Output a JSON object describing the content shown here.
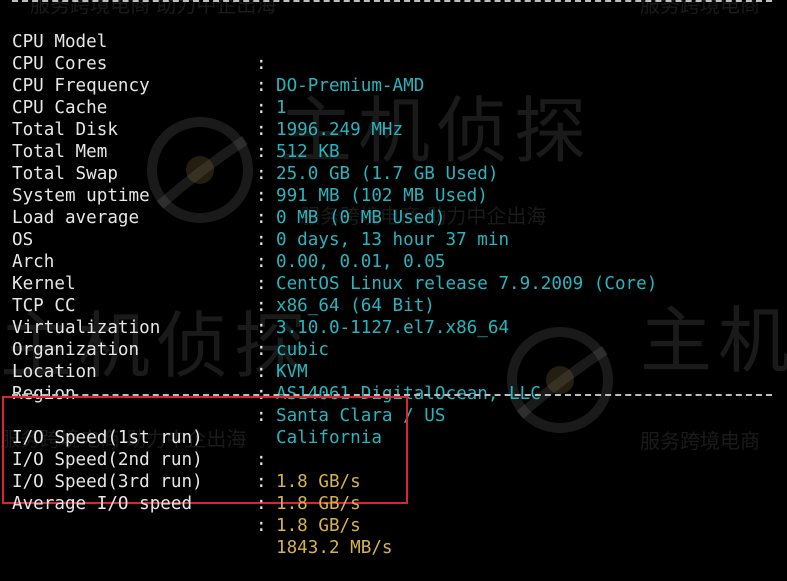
{
  "system_info": [
    {
      "label": "CPU Model",
      "value": "DO-Premium-AMD"
    },
    {
      "label": "CPU Cores",
      "value": "1"
    },
    {
      "label": "CPU Frequency",
      "value": "1996.249 MHz"
    },
    {
      "label": "CPU Cache",
      "value": "512 KB"
    },
    {
      "label": "Total Disk",
      "value": "25.0 GB (1.7 GB Used)"
    },
    {
      "label": "Total Mem",
      "value": "991 MB (102 MB Used)"
    },
    {
      "label": "Total Swap",
      "value": "0 MB (0 MB Used)"
    },
    {
      "label": "System uptime",
      "value": "0 days, 13 hour 37 min"
    },
    {
      "label": "Load average",
      "value": "0.00, 0.01, 0.05"
    },
    {
      "label": "OS",
      "value": "CentOS Linux release 7.9.2009 (Core)"
    },
    {
      "label": "Arch",
      "value": "x86_64 (64 Bit)"
    },
    {
      "label": "Kernel",
      "value": "3.10.0-1127.el7.x86_64"
    },
    {
      "label": "TCP CC",
      "value": "cubic"
    },
    {
      "label": "Virtualization",
      "value": "KVM"
    },
    {
      "label": "Organization",
      "value": "AS14061 DigitalOcean, LLC"
    },
    {
      "label": "Location",
      "value": "Santa Clara / US"
    },
    {
      "label": "Region",
      "value": "California"
    }
  ],
  "io_speed": [
    {
      "label": "I/O Speed(1st run)",
      "value": "1.8 GB/s"
    },
    {
      "label": "I/O Speed(2nd run)",
      "value": "1.8 GB/s"
    },
    {
      "label": "I/O Speed(3rd run)",
      "value": "1.8 GB/s"
    },
    {
      "label": "Average I/O speed",
      "value": "1843.2 MB/s"
    }
  ],
  "separator": ":",
  "watermark": {
    "brand_text": "主机侦探",
    "brand_text_short": "主机",
    "tagline": "服务跨境电商",
    "tagline_alt": "服务跨境电商 助力中企出海"
  },
  "colors": {
    "background": "#000000",
    "label": "#e6e6e6",
    "value": "#26b5bf",
    "io_value": "#d6b24a",
    "highlight_box": "#d8262c"
  }
}
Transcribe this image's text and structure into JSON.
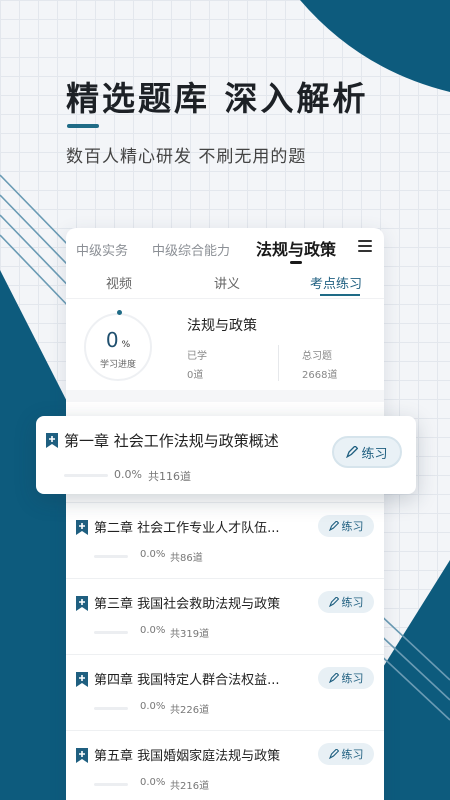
{
  "hero": {
    "title": "精选题库  深入解析",
    "subtitle": "数百人精心研发  不刷无用的题"
  },
  "tabs": [
    {
      "label": "中级实务"
    },
    {
      "label": "中级综合能力"
    },
    {
      "label": "法规与政策",
      "active": true
    }
  ],
  "subtabs": [
    {
      "label": "视频"
    },
    {
      "label": "讲义"
    },
    {
      "label": "考点练习",
      "active": true
    }
  ],
  "stats": {
    "progress_value": "0",
    "progress_unit": "%",
    "progress_label": "学习进度",
    "subject": "法规与政策",
    "learned_label": "已学",
    "learned_value": "0道",
    "total_label": "总习题",
    "total_value": "2668道"
  },
  "practice_label": "练习",
  "popup_chapter": {
    "title": "第一章 社会工作法规与政策概述",
    "progress": "0.0%",
    "count": "共116道"
  },
  "chapters": [
    {
      "title": "第二章 社会工作专业人才队伍...",
      "progress": "0.0%",
      "count": "共86道"
    },
    {
      "title": "第三章 我国社会救助法规与政策",
      "progress": "0.0%",
      "count": "共319道"
    },
    {
      "title": "第四章 我国特定人群合法权益...",
      "progress": "0.0%",
      "count": "共226道"
    },
    {
      "title": "第五章 我国婚姻家庭法规与政策",
      "progress": "0.0%",
      "count": "共216道"
    }
  ],
  "colors": {
    "accent": "#1f6b86",
    "dark_teal": "#0d5b7d"
  }
}
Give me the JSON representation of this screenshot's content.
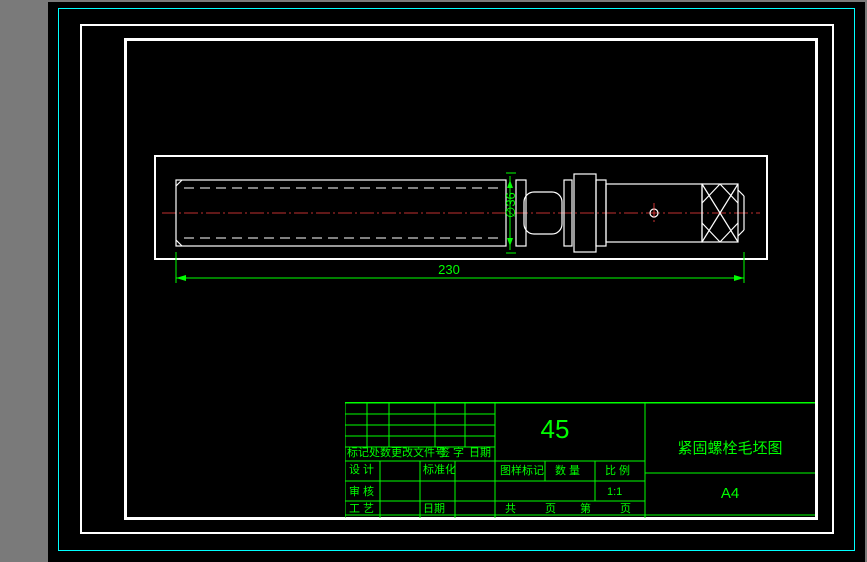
{
  "drawing": {
    "length_dim": "230",
    "diameter_dim": "∅36"
  },
  "titleblock": {
    "material": "45",
    "title": "紧固螺栓毛坯图",
    "sheet_size": "A4",
    "scale": "1:1",
    "row_revmark": "标记",
    "row_place": "处数",
    "row_changedoc": "更改文件号",
    "row_sign": "签 字",
    "row_date": "日期",
    "row_design": "设 计",
    "row_std": "标准化",
    "row_check": "审 核",
    "row_craft": "工 艺",
    "row_date2": "日期",
    "row_classmark": "图样标记",
    "row_qty": "数 量",
    "row_ratio": "比 例",
    "row_total": "共",
    "row_page": "页",
    "row_nth": "第",
    "row_page2": "页"
  }
}
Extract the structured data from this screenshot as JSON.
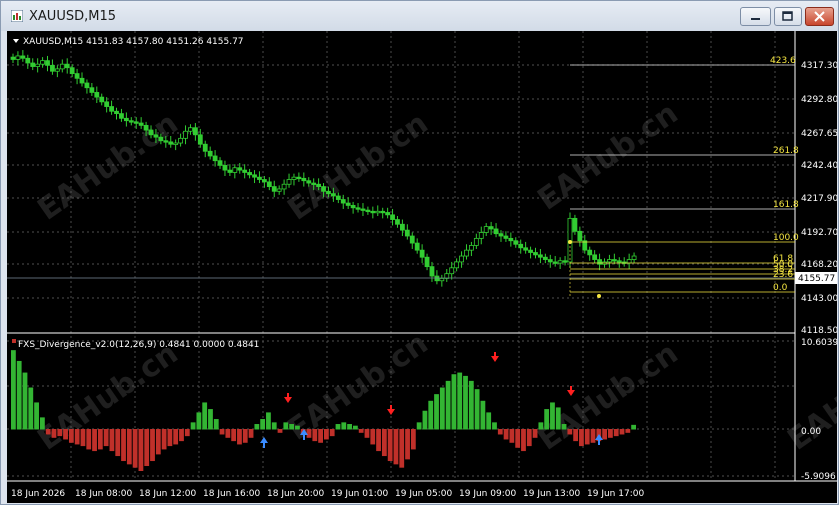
{
  "window": {
    "title": "XAUUSD,M15"
  },
  "price_panel": {
    "header": "XAUUSD,M15  4151.83 4157.80 4151.26 4155.77",
    "current_price": "4155.77",
    "price_axis": [
      "4317.30",
      "4292.80",
      "4267.65",
      "4242.40",
      "4217.90",
      "4192.70",
      "4168.20",
      "4143.00",
      "4118.50"
    ],
    "fibo_levels": [
      "423.6",
      "261.8",
      "161.8",
      "100.0",
      "61.8",
      "50.0",
      "38.2",
      "23.6",
      "0.0"
    ]
  },
  "indicator_panel": {
    "header": "FXS_Divergence_v2.0(12,26,9) 0.4841 0.0000 0.4841",
    "axis": [
      "10.6039",
      "0.00",
      "-5.9096"
    ]
  },
  "time_axis": [
    "18 Jun 2026",
    "18 Jun 08:00",
    "18 Jun 12:00",
    "18 Jun 16:00",
    "18 Jun 20:00",
    "19 Jun 01:00",
    "19 Jun 05:00",
    "19 Jun 09:00",
    "19 Jun 13:00",
    "19 Jun 17:00"
  ],
  "watermark": "EAHub.cn",
  "colors": {
    "candle": "#32cd32",
    "hist_up": "#33b533",
    "hist_down": "#c0302a",
    "fibo": "#f5e642",
    "grid": "#6a6a6a",
    "arrow_up": "#3a8cff",
    "arrow_down": "#ff2020"
  },
  "chart_data": {
    "type": "candlestick",
    "title": "XAUUSD,M15",
    "ylim": [
      4118.5,
      4317.3
    ],
    "closes": [
      4322,
      4325,
      4323,
      4319,
      4316,
      4318,
      4321,
      4317,
      4312,
      4314,
      4318,
      4315,
      4310,
      4306,
      4302,
      4298,
      4294,
      4290,
      4286,
      4282,
      4278,
      4276,
      4272,
      4270,
      4269,
      4268,
      4266,
      4262,
      4258,
      4256,
      4253,
      4252,
      4250,
      4251,
      4255,
      4261,
      4264,
      4258,
      4250,
      4244,
      4240,
      4236,
      4232,
      4228,
      4226,
      4230,
      4228,
      4226,
      4224,
      4222,
      4220,
      4218,
      4214,
      4210,
      4212,
      4216,
      4220,
      4222,
      4221,
      4219,
      4217,
      4216,
      4214,
      4210,
      4208,
      4206,
      4203,
      4200,
      4198,
      4196,
      4195,
      4194,
      4193,
      4192,
      4193,
      4192,
      4190,
      4186,
      4182,
      4177,
      4172,
      4166,
      4160,
      4154,
      4146,
      4138,
      4134,
      4136,
      4140,
      4145,
      4150,
      4155,
      4160,
      4164,
      4170,
      4175,
      4180,
      4178,
      4174,
      4172,
      4170,
      4168,
      4165,
      4162,
      4160,
      4158,
      4156,
      4154,
      4152,
      4150,
      4149,
      4151,
      4150,
      4187,
      4176,
      4168,
      4160,
      4156,
      4152,
      4148,
      4150,
      4152,
      4151,
      4150,
      4149,
      4152,
      4155
    ],
    "histogram": [
      9.5,
      8.2,
      6.8,
      5.0,
      3.2,
      1.4,
      -0.6,
      -1.0,
      -0.8,
      -1.2,
      -1.6,
      -1.8,
      -2.0,
      -2.4,
      -2.6,
      -2.4,
      -2.0,
      -2.6,
      -3.2,
      -3.8,
      -4.2,
      -4.6,
      -5.0,
      -4.4,
      -3.8,
      -3.0,
      -2.4,
      -2.0,
      -1.8,
      -1.4,
      -0.8,
      0.8,
      2.0,
      3.2,
      2.4,
      1.2,
      -0.6,
      -1.0,
      -1.4,
      -1.8,
      -1.6,
      -1.0,
      0.6,
      1.2,
      2.0,
      0.8,
      -0.4,
      0.8,
      0.6,
      0.4,
      -0.6,
      -1.0,
      -1.4,
      -1.6,
      -1.2,
      -0.8,
      0.6,
      0.8,
      0.6,
      0.4,
      -0.4,
      -1.0,
      -1.8,
      -2.6,
      -3.2,
      -3.8,
      -4.2,
      -4.6,
      -3.6,
      -2.4,
      0.8,
      2.2,
      3.4,
      4.2,
      5.0,
      5.8,
      6.6,
      6.8,
      6.4,
      5.8,
      4.8,
      3.4,
      2.0,
      0.8,
      -0.6,
      -1.2,
      -1.6,
      -2.2,
      -2.6,
      -2.0,
      -1.0,
      0.8,
      2.4,
      3.2,
      2.6,
      0.6,
      -0.6,
      -1.4,
      -2.0,
      -1.8,
      -1.6,
      -1.4,
      -1.2,
      -1.0,
      -0.8,
      -0.6,
      -0.4,
      0.5
    ],
    "indicator_ylim": [
      -5.9096,
      10.6039
    ]
  }
}
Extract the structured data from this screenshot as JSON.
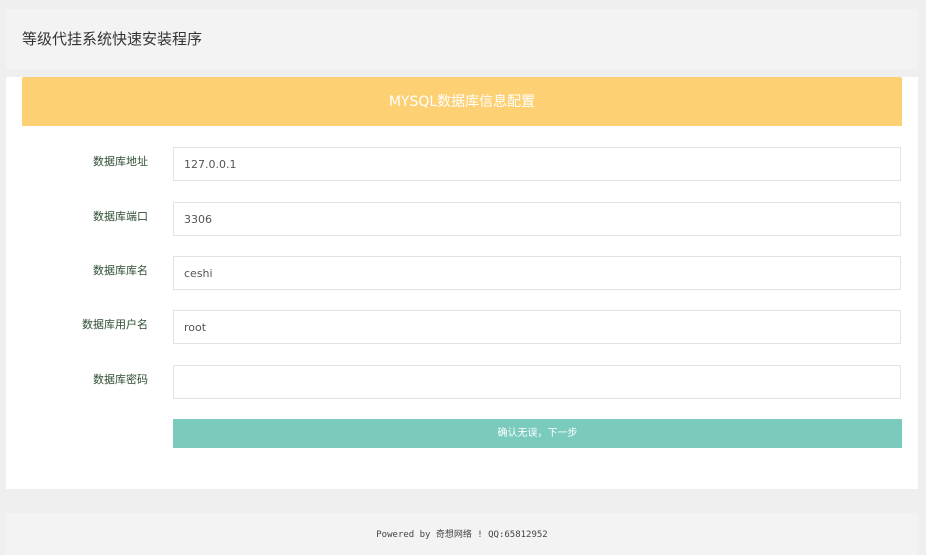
{
  "header": {
    "title": "等级代挂系统快速安装程序"
  },
  "panel": {
    "heading": "MYSQL数据库信息配置",
    "fields": [
      {
        "label": "数据库地址",
        "value": "127.0.0.1",
        "placeholder": ""
      },
      {
        "label": "数据库端口",
        "value": "3306",
        "placeholder": ""
      },
      {
        "label": "数据库库名",
        "value": "ceshi",
        "placeholder": ""
      },
      {
        "label": "数据库用户名",
        "value": "root",
        "placeholder": ""
      },
      {
        "label": "数据库密码",
        "value": "",
        "placeholder": ""
      }
    ],
    "submit_label": "确认无误，下一步"
  },
  "footer": {
    "text": "Powered by 奇想网络 ! QQ:65812952"
  },
  "colors": {
    "heading_bg": "#fdd073",
    "button_bg": "#7acbbc",
    "page_bg": "#efefef"
  }
}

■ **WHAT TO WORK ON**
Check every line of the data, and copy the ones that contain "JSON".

■ **RESPONSE BELOW**
Output a JSON object describing the content shown here.
Transcribe this image's text and structure into JSON.
Give me the JSON representation of this screenshot's content.
Extract the structured data from this screenshot as JSON.
Extract the structured data from this screenshot as JSON.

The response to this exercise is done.